Excerpts from an interface dataset:
__________

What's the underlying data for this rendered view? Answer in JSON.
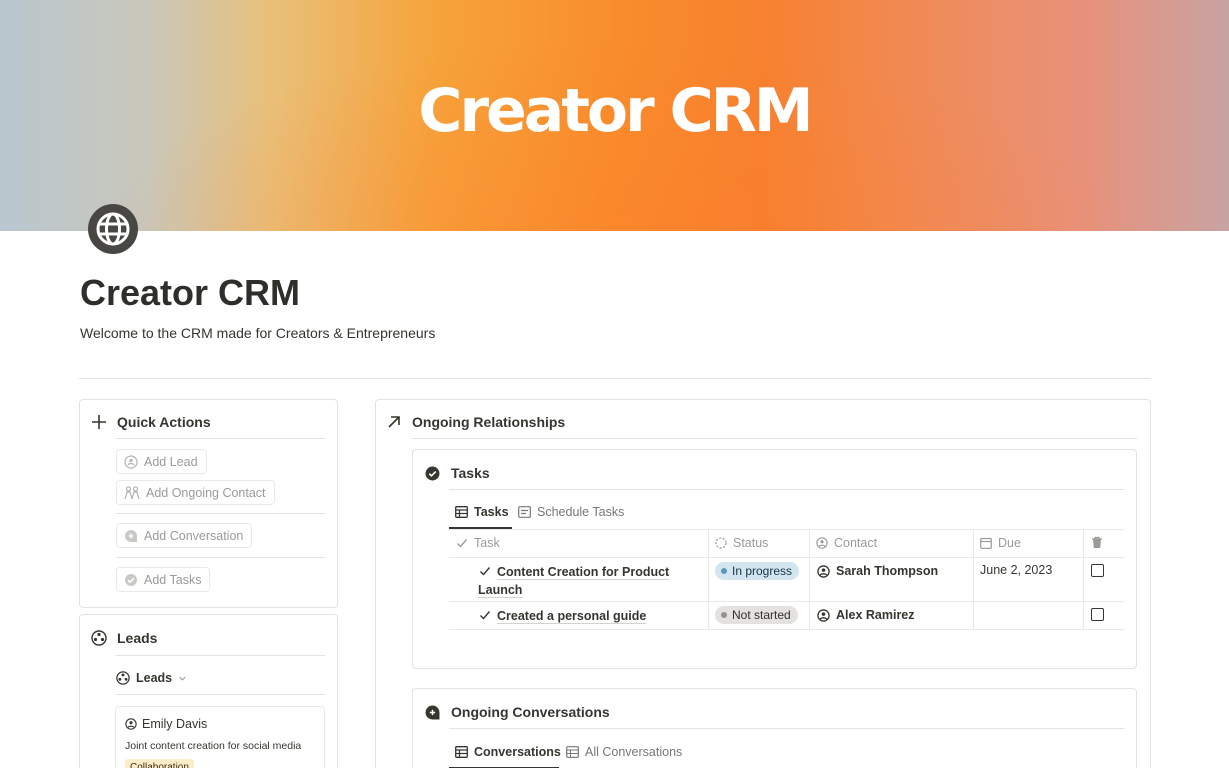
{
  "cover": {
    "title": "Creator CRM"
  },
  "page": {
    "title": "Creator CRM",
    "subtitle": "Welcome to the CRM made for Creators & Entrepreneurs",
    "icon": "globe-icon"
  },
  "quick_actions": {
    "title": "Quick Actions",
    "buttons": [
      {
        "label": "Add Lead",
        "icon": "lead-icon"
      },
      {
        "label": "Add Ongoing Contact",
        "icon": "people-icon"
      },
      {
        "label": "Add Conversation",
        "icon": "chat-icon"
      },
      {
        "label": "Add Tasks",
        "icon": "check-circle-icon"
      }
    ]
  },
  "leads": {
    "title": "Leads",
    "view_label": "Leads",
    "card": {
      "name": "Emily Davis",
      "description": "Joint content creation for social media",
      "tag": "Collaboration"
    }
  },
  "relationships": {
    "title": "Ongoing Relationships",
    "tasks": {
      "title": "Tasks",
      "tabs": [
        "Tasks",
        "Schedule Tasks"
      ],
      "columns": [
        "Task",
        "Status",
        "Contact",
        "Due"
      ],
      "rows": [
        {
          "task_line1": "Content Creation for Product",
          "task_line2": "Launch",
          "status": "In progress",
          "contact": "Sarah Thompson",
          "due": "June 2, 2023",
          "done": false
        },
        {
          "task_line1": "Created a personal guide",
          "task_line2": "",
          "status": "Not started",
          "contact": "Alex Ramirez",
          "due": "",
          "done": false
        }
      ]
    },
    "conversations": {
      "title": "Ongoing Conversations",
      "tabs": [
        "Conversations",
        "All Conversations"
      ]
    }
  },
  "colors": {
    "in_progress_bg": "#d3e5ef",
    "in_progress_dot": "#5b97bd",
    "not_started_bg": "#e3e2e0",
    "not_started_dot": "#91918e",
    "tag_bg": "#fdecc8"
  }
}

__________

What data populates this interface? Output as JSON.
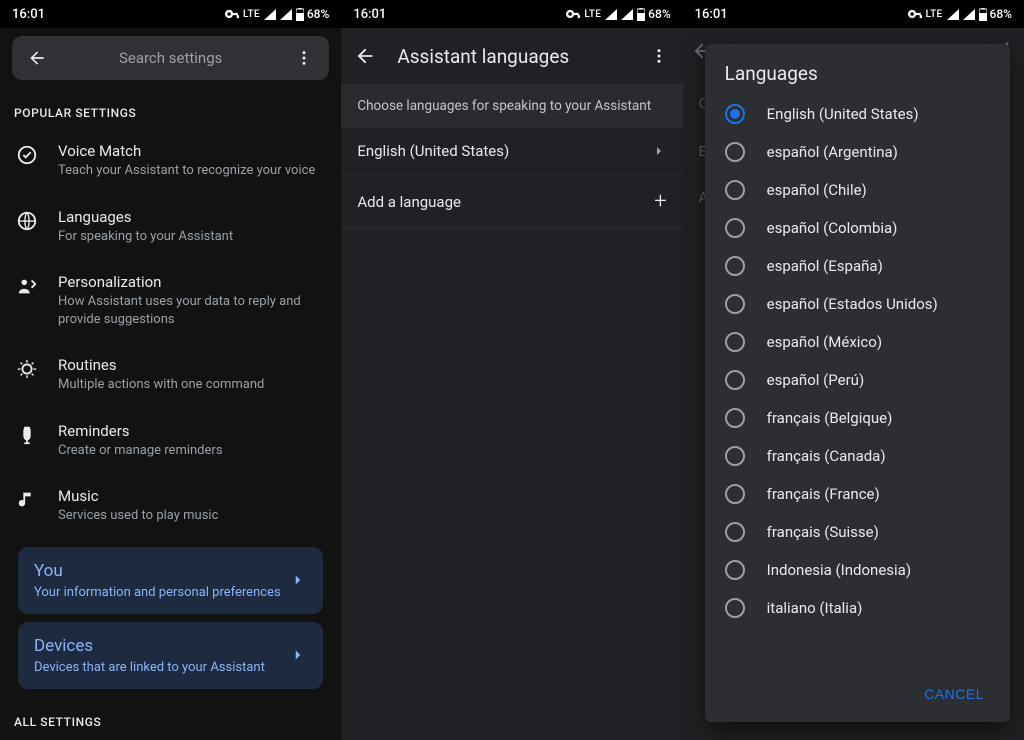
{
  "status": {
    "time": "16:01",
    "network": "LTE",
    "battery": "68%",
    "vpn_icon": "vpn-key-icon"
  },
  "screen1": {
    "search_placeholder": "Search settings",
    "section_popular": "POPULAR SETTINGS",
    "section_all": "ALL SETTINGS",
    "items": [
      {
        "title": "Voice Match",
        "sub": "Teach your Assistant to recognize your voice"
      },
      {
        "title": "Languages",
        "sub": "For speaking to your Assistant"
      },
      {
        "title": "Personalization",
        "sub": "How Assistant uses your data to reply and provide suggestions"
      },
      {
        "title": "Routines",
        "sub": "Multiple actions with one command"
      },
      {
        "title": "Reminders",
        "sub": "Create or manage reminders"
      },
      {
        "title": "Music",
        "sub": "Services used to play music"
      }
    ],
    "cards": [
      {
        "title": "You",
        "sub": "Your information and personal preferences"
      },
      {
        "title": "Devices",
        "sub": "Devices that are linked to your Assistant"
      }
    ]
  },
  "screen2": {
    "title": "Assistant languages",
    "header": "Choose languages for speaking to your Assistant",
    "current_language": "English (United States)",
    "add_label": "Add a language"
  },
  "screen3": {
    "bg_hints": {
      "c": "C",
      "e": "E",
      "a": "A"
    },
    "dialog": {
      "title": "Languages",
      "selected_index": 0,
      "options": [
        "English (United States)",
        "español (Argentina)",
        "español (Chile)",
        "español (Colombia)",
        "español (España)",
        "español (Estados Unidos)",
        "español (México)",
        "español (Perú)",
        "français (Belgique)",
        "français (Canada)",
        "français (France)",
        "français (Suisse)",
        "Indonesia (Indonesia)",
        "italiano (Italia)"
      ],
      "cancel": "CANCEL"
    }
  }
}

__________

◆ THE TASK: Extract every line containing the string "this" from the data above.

◆ WRITTEN SOLUTION:
What's the underlying data for this rendered view? Answer in JSON.
What data populates this interface? Output as JSON.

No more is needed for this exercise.